[Task description] One number is all that is asked for: the number of lines below that hold the string "JSON".

[Study material]
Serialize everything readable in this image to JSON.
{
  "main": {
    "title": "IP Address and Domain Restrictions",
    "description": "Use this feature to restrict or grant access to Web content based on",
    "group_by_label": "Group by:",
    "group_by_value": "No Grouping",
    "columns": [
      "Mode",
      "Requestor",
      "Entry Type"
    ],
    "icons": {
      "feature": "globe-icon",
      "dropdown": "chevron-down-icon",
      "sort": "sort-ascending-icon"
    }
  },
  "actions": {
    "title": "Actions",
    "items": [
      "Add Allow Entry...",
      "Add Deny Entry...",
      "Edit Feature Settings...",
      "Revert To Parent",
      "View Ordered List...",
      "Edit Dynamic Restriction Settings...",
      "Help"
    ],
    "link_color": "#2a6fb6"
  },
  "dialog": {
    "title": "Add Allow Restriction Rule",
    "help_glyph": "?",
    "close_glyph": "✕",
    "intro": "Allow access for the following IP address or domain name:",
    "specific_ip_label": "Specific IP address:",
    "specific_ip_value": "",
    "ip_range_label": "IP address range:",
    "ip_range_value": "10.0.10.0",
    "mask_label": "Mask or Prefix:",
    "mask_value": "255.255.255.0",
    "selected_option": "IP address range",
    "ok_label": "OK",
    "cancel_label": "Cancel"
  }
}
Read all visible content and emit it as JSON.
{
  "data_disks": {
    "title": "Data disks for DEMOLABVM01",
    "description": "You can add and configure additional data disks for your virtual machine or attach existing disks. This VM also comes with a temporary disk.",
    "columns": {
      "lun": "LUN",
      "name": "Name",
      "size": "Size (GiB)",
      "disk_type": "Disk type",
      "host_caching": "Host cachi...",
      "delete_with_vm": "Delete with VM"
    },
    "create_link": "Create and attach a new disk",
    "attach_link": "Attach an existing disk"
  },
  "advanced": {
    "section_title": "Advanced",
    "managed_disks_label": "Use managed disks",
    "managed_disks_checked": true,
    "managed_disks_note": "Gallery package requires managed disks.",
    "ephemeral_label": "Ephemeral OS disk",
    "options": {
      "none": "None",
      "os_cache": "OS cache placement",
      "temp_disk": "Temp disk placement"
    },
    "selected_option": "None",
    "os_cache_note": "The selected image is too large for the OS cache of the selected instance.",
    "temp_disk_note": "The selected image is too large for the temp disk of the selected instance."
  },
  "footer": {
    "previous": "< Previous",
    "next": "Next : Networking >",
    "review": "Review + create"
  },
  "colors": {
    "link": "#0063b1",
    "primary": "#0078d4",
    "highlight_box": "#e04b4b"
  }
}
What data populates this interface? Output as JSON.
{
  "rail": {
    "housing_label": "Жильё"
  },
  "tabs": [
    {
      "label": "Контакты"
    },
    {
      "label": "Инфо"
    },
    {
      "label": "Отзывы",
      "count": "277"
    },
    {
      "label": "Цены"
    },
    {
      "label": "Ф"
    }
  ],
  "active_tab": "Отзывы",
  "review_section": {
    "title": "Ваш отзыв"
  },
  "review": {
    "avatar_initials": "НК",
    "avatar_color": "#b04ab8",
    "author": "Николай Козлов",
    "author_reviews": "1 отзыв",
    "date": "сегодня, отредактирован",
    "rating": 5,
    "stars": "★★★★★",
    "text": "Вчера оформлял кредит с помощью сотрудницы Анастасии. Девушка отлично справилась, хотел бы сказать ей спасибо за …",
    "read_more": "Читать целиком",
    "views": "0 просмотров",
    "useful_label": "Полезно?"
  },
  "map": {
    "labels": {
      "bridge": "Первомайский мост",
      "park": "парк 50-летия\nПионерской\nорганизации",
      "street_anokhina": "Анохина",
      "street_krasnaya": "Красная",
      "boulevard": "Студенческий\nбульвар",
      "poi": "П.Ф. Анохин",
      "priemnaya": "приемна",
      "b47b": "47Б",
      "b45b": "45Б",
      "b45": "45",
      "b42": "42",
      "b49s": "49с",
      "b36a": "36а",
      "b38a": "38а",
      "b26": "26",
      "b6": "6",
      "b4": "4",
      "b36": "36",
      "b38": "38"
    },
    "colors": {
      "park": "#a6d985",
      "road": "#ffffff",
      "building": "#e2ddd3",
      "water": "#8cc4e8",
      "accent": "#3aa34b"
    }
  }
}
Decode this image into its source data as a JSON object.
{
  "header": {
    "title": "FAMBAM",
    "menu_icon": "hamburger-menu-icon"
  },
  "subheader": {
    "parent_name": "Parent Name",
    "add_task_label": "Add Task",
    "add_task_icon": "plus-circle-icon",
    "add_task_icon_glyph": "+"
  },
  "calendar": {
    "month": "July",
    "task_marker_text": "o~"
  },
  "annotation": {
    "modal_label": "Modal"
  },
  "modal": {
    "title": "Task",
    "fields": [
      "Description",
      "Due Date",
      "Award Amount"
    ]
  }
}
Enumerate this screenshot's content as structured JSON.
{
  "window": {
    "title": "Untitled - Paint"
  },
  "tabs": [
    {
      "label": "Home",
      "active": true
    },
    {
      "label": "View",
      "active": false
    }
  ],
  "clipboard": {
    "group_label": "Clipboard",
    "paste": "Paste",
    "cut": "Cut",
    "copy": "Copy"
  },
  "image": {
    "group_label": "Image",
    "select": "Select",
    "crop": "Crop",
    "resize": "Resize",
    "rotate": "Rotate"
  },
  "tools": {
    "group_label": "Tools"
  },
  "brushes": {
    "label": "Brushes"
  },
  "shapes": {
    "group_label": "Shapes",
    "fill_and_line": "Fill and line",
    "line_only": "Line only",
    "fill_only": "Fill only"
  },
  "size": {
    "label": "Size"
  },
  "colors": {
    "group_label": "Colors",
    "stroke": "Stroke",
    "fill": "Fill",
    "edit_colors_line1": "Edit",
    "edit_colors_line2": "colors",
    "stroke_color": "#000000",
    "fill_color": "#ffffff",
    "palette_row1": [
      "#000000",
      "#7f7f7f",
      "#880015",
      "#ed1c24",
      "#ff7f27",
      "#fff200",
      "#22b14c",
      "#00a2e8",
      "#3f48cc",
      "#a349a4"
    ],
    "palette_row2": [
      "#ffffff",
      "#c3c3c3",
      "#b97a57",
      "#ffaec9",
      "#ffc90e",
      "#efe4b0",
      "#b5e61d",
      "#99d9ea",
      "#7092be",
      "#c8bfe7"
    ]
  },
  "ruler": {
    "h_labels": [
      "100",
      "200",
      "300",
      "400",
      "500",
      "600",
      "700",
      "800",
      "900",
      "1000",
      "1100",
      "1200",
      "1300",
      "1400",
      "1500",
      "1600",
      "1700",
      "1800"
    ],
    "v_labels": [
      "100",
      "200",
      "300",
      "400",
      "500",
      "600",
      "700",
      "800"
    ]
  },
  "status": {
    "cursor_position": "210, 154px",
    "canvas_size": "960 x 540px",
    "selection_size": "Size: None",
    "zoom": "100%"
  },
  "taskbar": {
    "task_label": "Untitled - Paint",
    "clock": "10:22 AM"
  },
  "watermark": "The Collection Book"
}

[Reply] 5